Read the data below. Every line holding the string "Todos" must be copied.

Data supplied:

****

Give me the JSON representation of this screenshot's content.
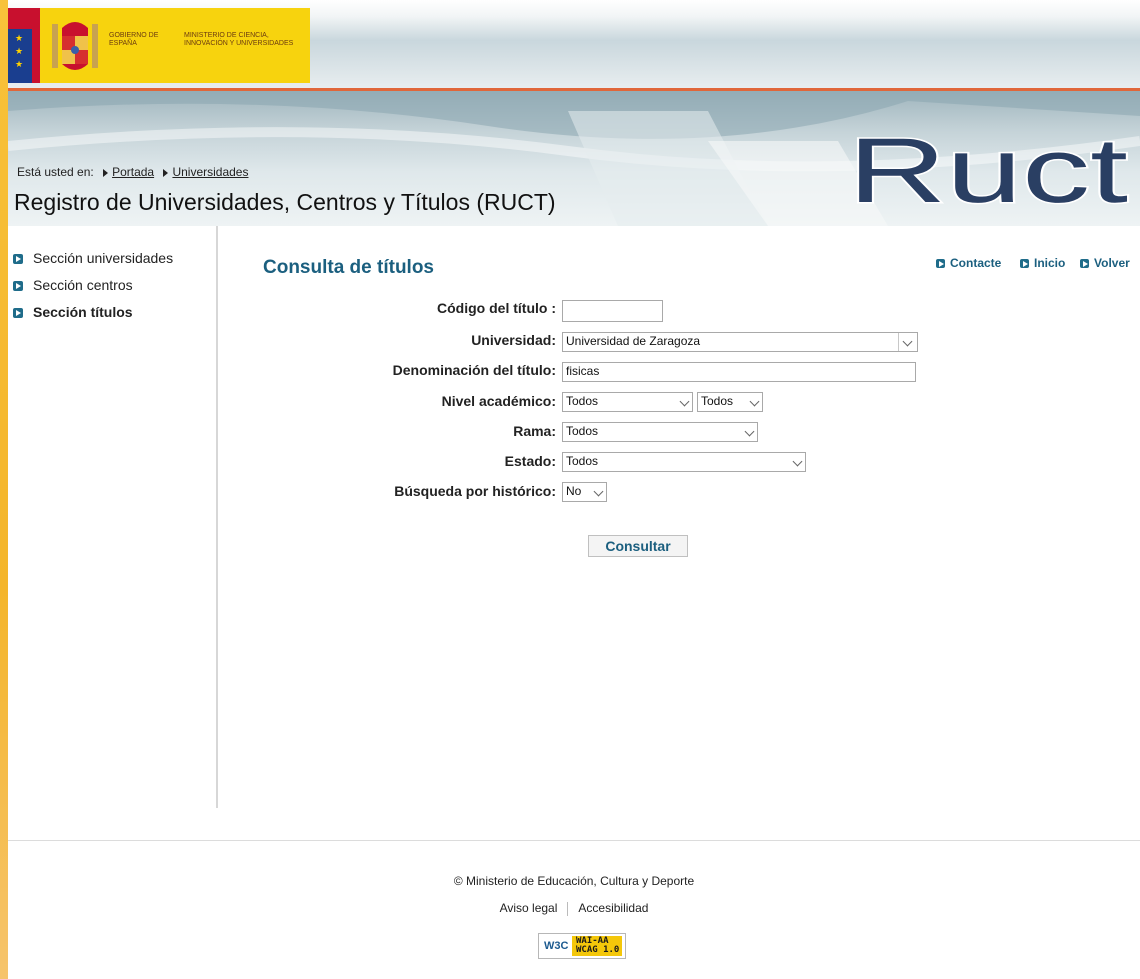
{
  "header": {
    "gov_name": "GOBIERNO DE ESPAÑA",
    "ministry_name": "MINISTERIO DE CIENCIA, INNOVACIÓN Y UNIVERSIDADES",
    "logo_text": "Ruct",
    "breadcrumb_prefix": "Está usted en:",
    "breadcrumb": [
      "Portada",
      "Universidades"
    ],
    "site_title": "Registro de Universidades, Centros y Títulos (RUCT)"
  },
  "sidebar": {
    "items": [
      {
        "label": "Sección universidades",
        "active": false
      },
      {
        "label": "Sección centros",
        "active": false
      },
      {
        "label": "Sección títulos",
        "active": true
      }
    ]
  },
  "main": {
    "heading": "Consulta de títulos",
    "top_links": [
      "Contacte",
      "Inicio",
      "Volver"
    ],
    "form": {
      "code_label": "Código del título :",
      "code_value": "",
      "university_label": "Universidad:",
      "university_value": "Universidad de Zaragoza",
      "name_label": "Denominación del título:",
      "name_value": "fisicas",
      "level_label": "Nivel académico:",
      "level_value_1": "Todos",
      "level_value_2": "Todos",
      "branch_label": "Rama:",
      "branch_value": "Todos",
      "state_label": "Estado:",
      "state_value": "Todos",
      "history_label": "Búsqueda por histórico:",
      "history_value": "No",
      "submit_label": "Consultar"
    }
  },
  "footer": {
    "copyright": "© Ministerio de Educación, Cultura y Deporte",
    "links": [
      "Aviso legal",
      "Accesibilidad"
    ],
    "badge_w3c": "W3C",
    "badge_line1": "WAI-AA",
    "badge_line2": "WCAG 1.0"
  },
  "colors": {
    "accent": "#1b5f7f",
    "gov_yellow": "#f7d30e",
    "header_line": "#e0663a",
    "bullet": "#1f6c8a"
  }
}
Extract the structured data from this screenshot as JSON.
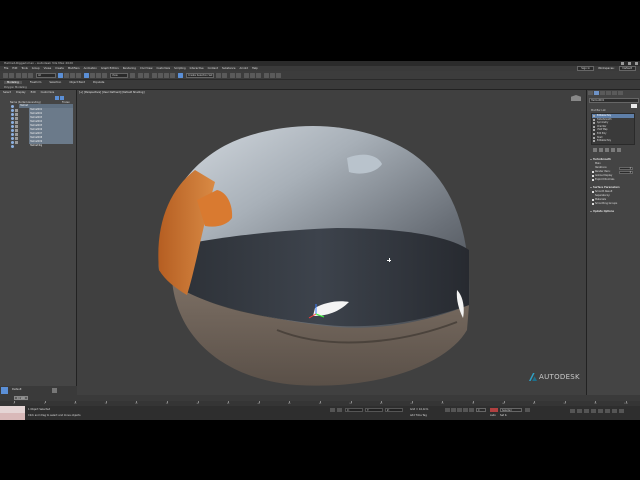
{
  "window": {
    "title": "Helmet-Rigged.max  - Autodesk 3ds Max 2020",
    "controls": [
      "minimize-icon",
      "maximize-icon",
      "close-icon"
    ]
  },
  "menubar": {
    "items": [
      "File",
      "Edit",
      "Tools",
      "Group",
      "Views",
      "Create",
      "Modifiers",
      "Animation",
      "Graph Editors",
      "Rendering",
      "Civil View",
      "Customize",
      "Scripting",
      "Interactive",
      "Content",
      "Substance",
      "Arnold",
      "Help"
    ],
    "sign_in": "Sign In",
    "workspaces_label": "Workspaces:",
    "workspace_value": "Default"
  },
  "toolbar": {
    "selection_filter": "All",
    "view_field": "View",
    "named_selection": "Create Selection Set"
  },
  "ribbon": {
    "tabs": [
      "Modeling",
      "Freeform",
      "Selection",
      "Object Paint",
      "Populate"
    ],
    "active_tab": "Modeling",
    "subtitle": "Polygon Modeling"
  },
  "scene_explorer": {
    "menu": [
      "Select",
      "Display",
      "Edit",
      "Customize"
    ],
    "header_name": "Name (Sorted Ascending)",
    "header_frozen": "Frozen",
    "root": "Helmet",
    "items": [
      "Helmet001",
      "Helmet002",
      "Helmet003",
      "Helmet004",
      "Helmet005",
      "Helmet006",
      "Helmet007",
      "Helmet008",
      "Helmet009",
      "Helmet Rig"
    ],
    "layer_label": "Default"
  },
  "viewport": {
    "label": "[+] [Perspective] [User Defined] [Default Shading]",
    "brand": "AUTODESK"
  },
  "command_panel": {
    "object_name": "Helmet001",
    "modifier_list_label": "Modifier List",
    "stack": [
      "Editable Poly",
      "TurboSmooth",
      "Symmetry",
      "Chamfer",
      "UVW Map",
      "Edit Poly",
      "Shell",
      "Editable Poly"
    ],
    "rollouts": {
      "turbosmooth": "TurboSmooth",
      "main": "Main",
      "iterations_label": "Iterations:",
      "iterations_value": "2",
      "render_iters_label": "Render Iters:",
      "render_iters_value": "2",
      "isoline_display": "Isoline Display",
      "explicit_normals": "Explicit Normals",
      "surface_params": "Surface Parameters",
      "smooth_result": "Smooth Result",
      "separate_by": "Separate by:",
      "materials": "Materials",
      "smoothing_groups": "Smoothing Groups",
      "update_options": "Update Options"
    }
  },
  "timeline": {
    "slider_label": "0 / 100",
    "ticks": [
      "0",
      "5",
      "10",
      "15",
      "20",
      "25",
      "30",
      "35",
      "40",
      "45",
      "50",
      "55",
      "60",
      "65",
      "70",
      "75",
      "80",
      "85",
      "90",
      "95",
      "100"
    ]
  },
  "statusbar": {
    "selection_status": "1 Object Selected",
    "prompt": "Click and drag to select and move objects",
    "x_label": "X:",
    "x_value": "",
    "y_label": "Y:",
    "y_value": "",
    "z_label": "Z:",
    "z_value": "",
    "grid": "Grid = 10,0cm",
    "add_time_tag": "Add Time Tag",
    "auto_key": "Auto",
    "set_key": "Set K.",
    "selected": "Selected",
    "frame": "0"
  },
  "colors": {
    "accent_blue": "#5b8fd6",
    "helmet_orange": "#c46a2a",
    "viewport_bg": "#404040"
  }
}
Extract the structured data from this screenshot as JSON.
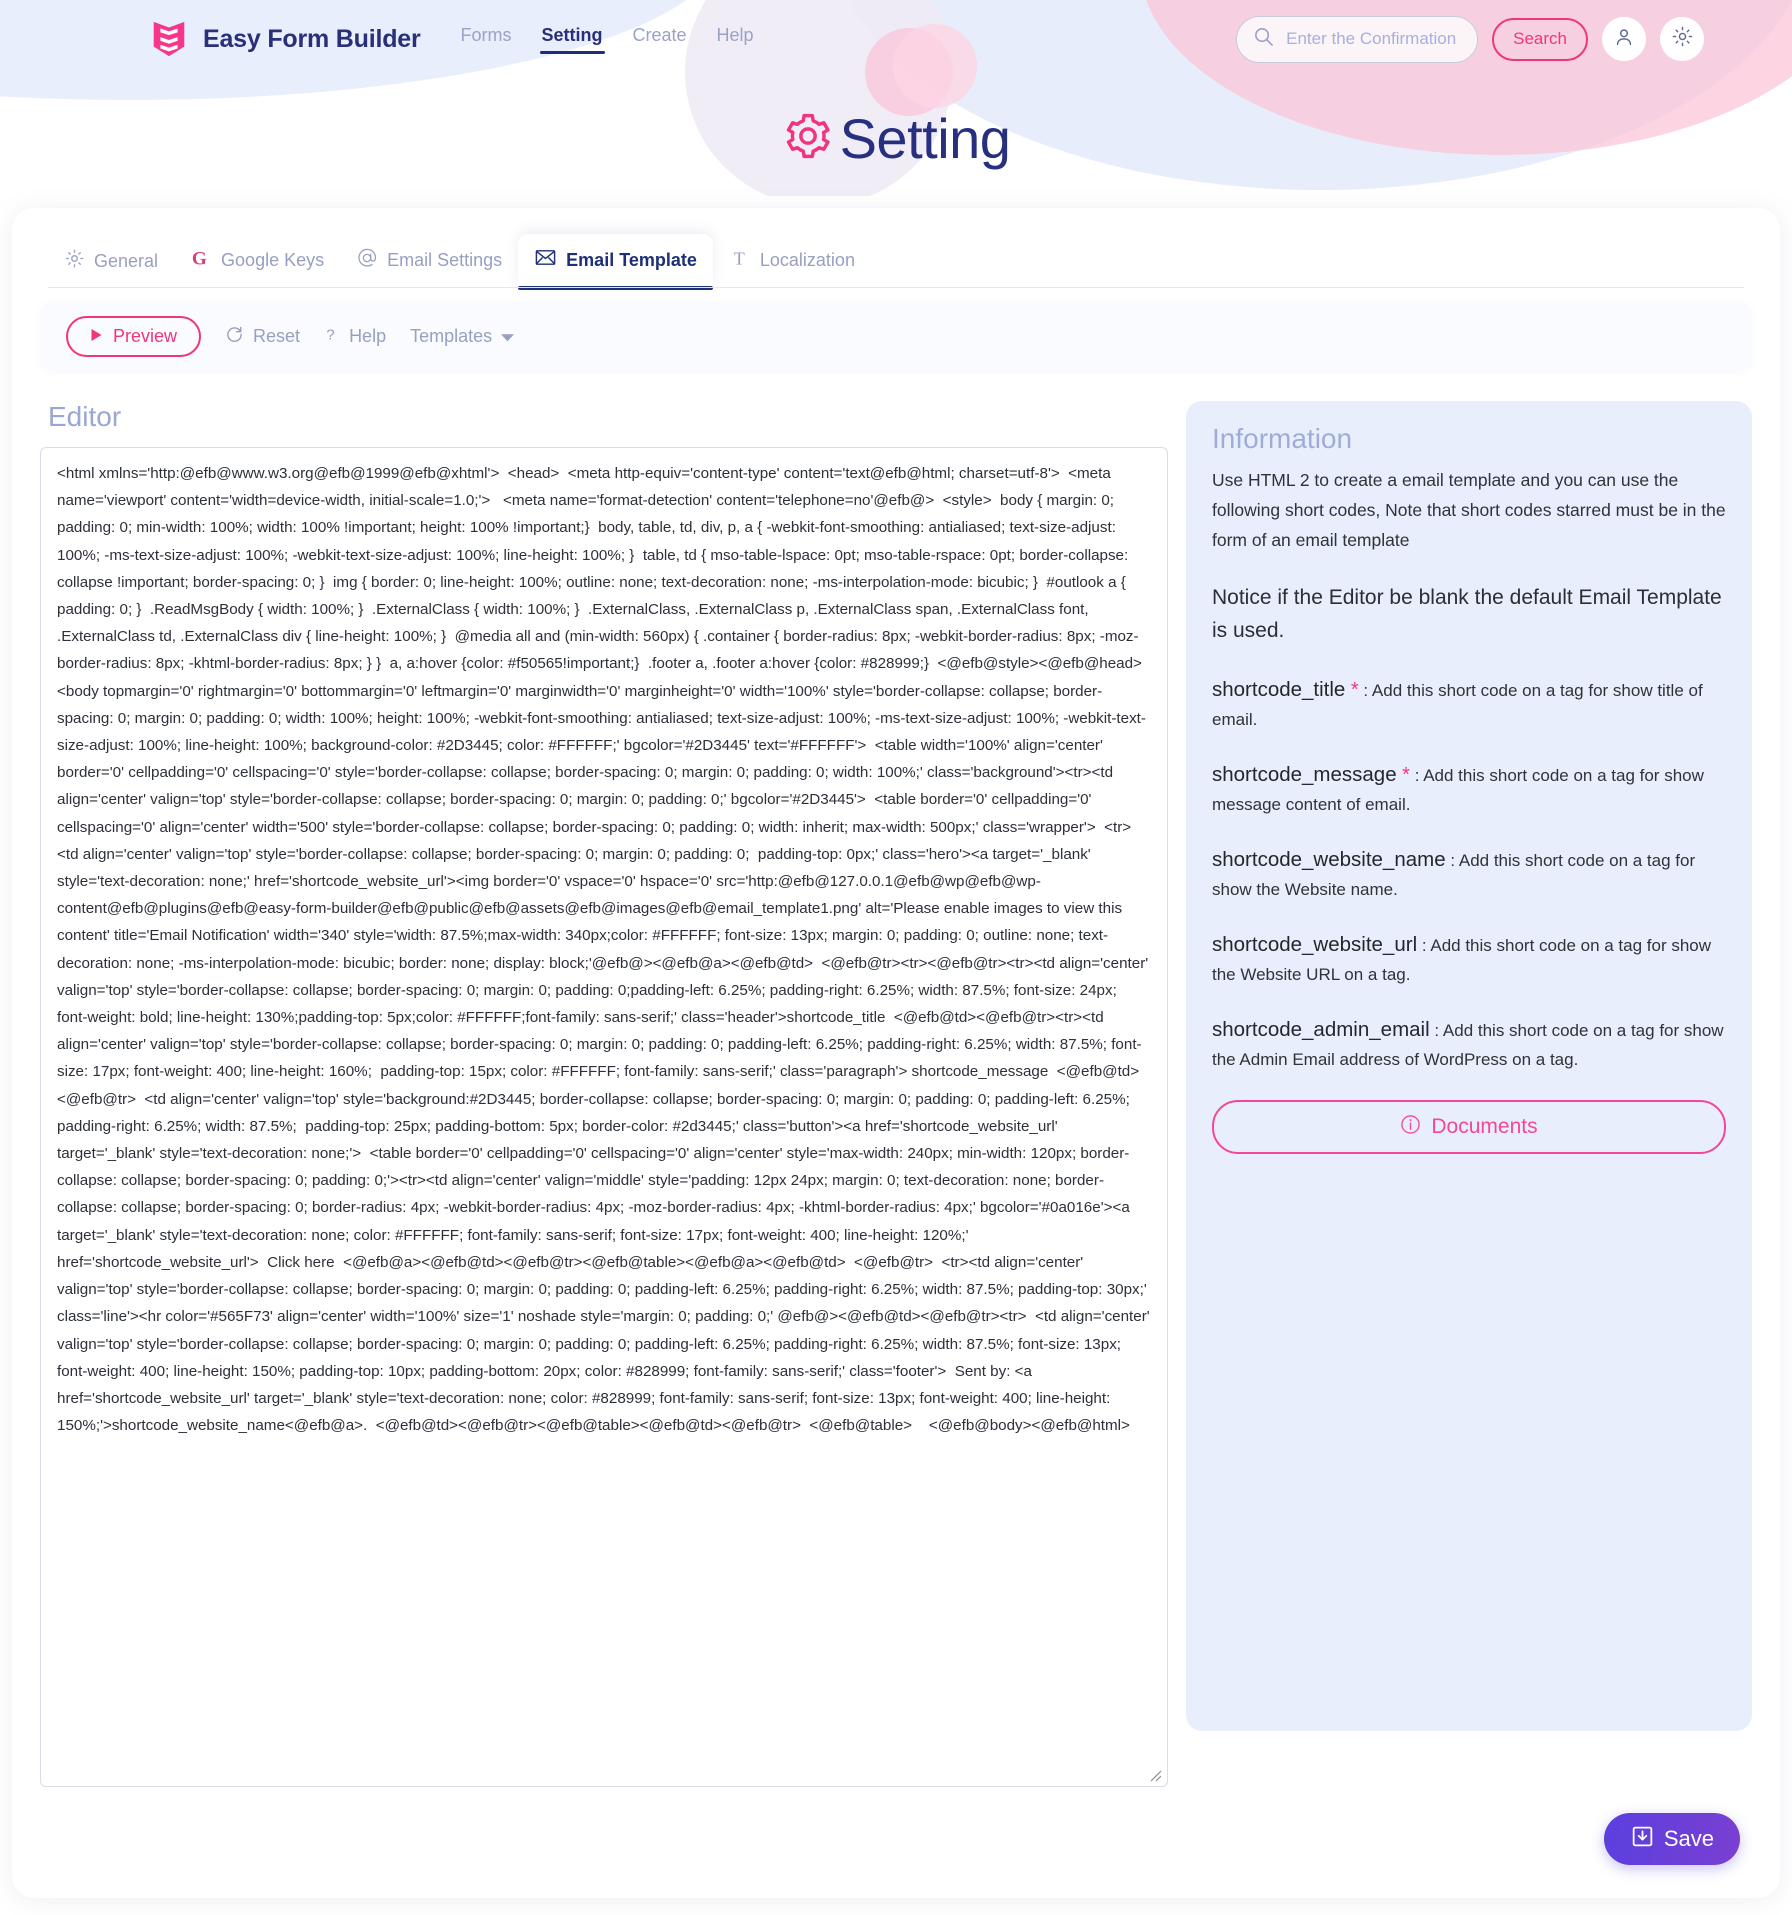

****

Solution to this task:
      "level_value_1": "Todos",
      "level_value_2": "Todos",
      "branch_value": "Todos",
      "state_value": "Todos",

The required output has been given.